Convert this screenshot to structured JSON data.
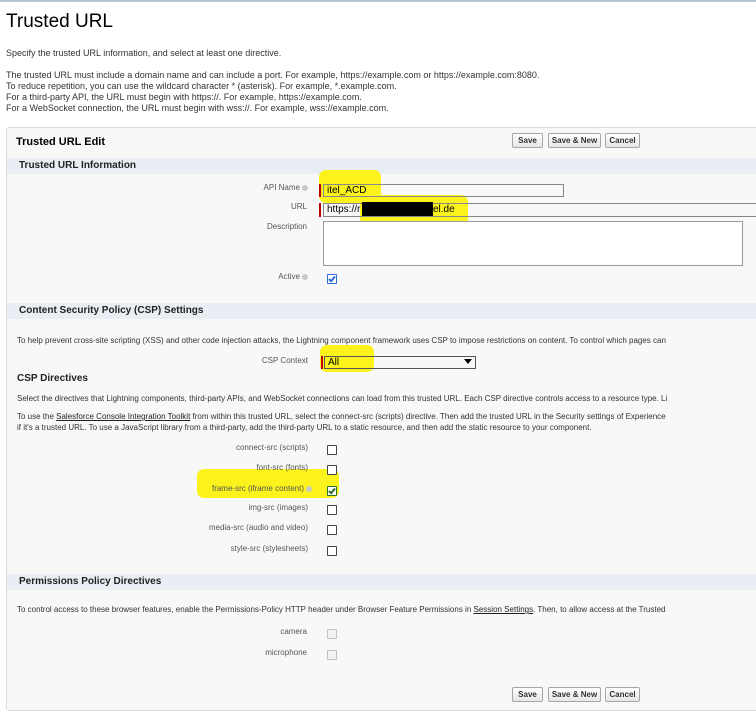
{
  "page": {
    "title": "Trusted URL",
    "intro": "Specify the trusted URL information, and select at least one directive.",
    "info_lines": [
      "The trusted URL must include a domain name and can include a port. For example, https://example.com or https://example.com:8080.",
      "To reduce repetition, you can use the wildcard character * (asterisk). For example, *.example.com.",
      "For a third-party API, the URL must begin with https://. For example, https://example.com.",
      "For a WebSocket connection, the URL must begin with wss://. For example, wss://example.com."
    ]
  },
  "edit": {
    "title": "Trusted URL Edit",
    "save_label": "Save",
    "save_new_label": "Save & New",
    "cancel_label": "Cancel"
  },
  "info_section": {
    "header": "Trusted URL Information",
    "api_name_label": "API Name",
    "api_name_value": "itel_ACD",
    "url_label": "URL",
    "url_prefix": "https://r",
    "url_suffix": "el.de",
    "description_label": "Description",
    "active_label": "Active",
    "active": true
  },
  "csp_section": {
    "header": "Content Security Policy (CSP) Settings",
    "intro": "To help prevent cross-site scripting (XSS) and other code injection attacks, the Lightning component framework uses CSP to impose restrictions on content. To control which pages can",
    "context_label": "CSP Context",
    "context_value": "All",
    "directives_title": "CSP Directives",
    "directives_text": "Select the directives that Lightning components, third-party APIs, and WebSocket connections can load from this trusted URL. Each CSP directive controls access to a resource type. Li",
    "toolkit_before": "To use the ",
    "toolkit_link": "Salesforce Console Integration Toolkit",
    "toolkit_after": " from within this trusted URL, select the connect-src (scripts) directive. Then add the trusted URL in the Security settings of Experience",
    "toolkit_line2": "if it's a trusted URL. To use a JavaScript library from a third-party, add the third-party URL to a static resource, and then add the static resource to your component.",
    "directives": [
      {
        "label": "connect-src (scripts)",
        "checked": false
      },
      {
        "label": "font-src (fonts)",
        "checked": false
      },
      {
        "label": "frame-src (iframe content)",
        "checked": true
      },
      {
        "label": "img-src (images)",
        "checked": false
      },
      {
        "label": "media-src (audio and video)",
        "checked": false
      },
      {
        "label": "style-src (stylesheets)",
        "checked": false
      }
    ]
  },
  "permissions_section": {
    "header": "Permissions Policy Directives",
    "intro_before": "To control access to these browser features, enable the Permissions-Policy HTTP header under Browser Feature Permissions in ",
    "intro_link": "Session Settings",
    "intro_after": ". Then, to allow access at the Trusted",
    "camera_label": "camera",
    "microphone_label": "microphone"
  },
  "colors": {
    "highlight": "#fbf31b",
    "section_header": "#e9eef4",
    "required_bar": "#c00000",
    "checkbox_blue": "#2f6bd6",
    "checkbox_green": "#2a6e2a"
  }
}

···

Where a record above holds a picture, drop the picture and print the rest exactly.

Convert this screenshot to structured JSON data.
{
  "page": {
    "title": "Trusted URL",
    "intro": "Specify the trusted URL information, and select at least one directive.",
    "info_lines": [
      "The trusted URL must include a domain name and can include a port. For example, https://example.com or https://example.com:8080.",
      "To reduce repetition, you can use the wildcard character * (asterisk). For example, *.example.com.",
      "For a third-party API, the URL must begin with https://. For example, https://example.com.",
      "For a WebSocket connection, the URL must begin with wss://. For example, wss://example.com."
    ]
  },
  "edit": {
    "title": "Trusted URL Edit",
    "save_label": "Save",
    "save_new_label": "Save & New",
    "cancel_label": "Cancel"
  },
  "info_section": {
    "header": "Trusted URL Information",
    "api_name_label": "API Name",
    "api_name_value": "itel_ACD",
    "url_label": "URL",
    "url_prefix": "https://r",
    "url_suffix": "el.de",
    "description_label": "Description",
    "active_label": "Active",
    "active": true
  },
  "csp_section": {
    "header": "Content Security Policy (CSP) Settings",
    "intro": "To help prevent cross-site scripting (XSS) and other code injection attacks, the Lightning component framework uses CSP to impose restrictions on content. To control which pages can",
    "context_label": "CSP Context",
    "context_value": "All",
    "directives_title": "CSP Directives",
    "directives_text": "Select the directives that Lightning components, third-party APIs, and WebSocket connections can load from this trusted URL. Each CSP directive controls access to a resource type. Li",
    "toolkit_before": "To use the ",
    "toolkit_link": "Salesforce Console Integration Toolkit",
    "toolkit_after": " from within this trusted URL, select the connect-src (scripts) directive. Then add the trusted URL in the Security settings of Experience",
    "toolkit_line2": "if it's a trusted URL. To use a JavaScript library from a third-party, add the third-party URL to a static resource, and then add the static resource to your component.",
    "directives": [
      {
        "label": "connect-src (scripts)",
        "checked": false
      },
      {
        "label": "font-src (fonts)",
        "checked": false
      },
      {
        "label": "frame-src (iframe content)",
        "checked": true
      },
      {
        "label": "img-src (images)",
        "checked": false
      },
      {
        "label": "media-src (audio and video)",
        "checked": false
      },
      {
        "label": "style-src (stylesheets)",
        "checked": false
      }
    ]
  },
  "permissions_section": {
    "header": "Permissions Policy Directives",
    "intro_before": "To control access to these browser features, enable the Permissions-Policy HTTP header under Browser Feature Permissions in ",
    "intro_link": "Session Settings",
    "intro_after": ". Then, to allow access at the Trusted",
    "camera_label": "camera",
    "microphone_label": "microphone"
  },
  "colors": {
    "highlight": "#fbf31b",
    "section_header": "#e9eef4",
    "required_bar": "#c00000",
    "checkbox_blue": "#2f6bd6",
    "checkbox_green": "#2a6e2a"
  }
}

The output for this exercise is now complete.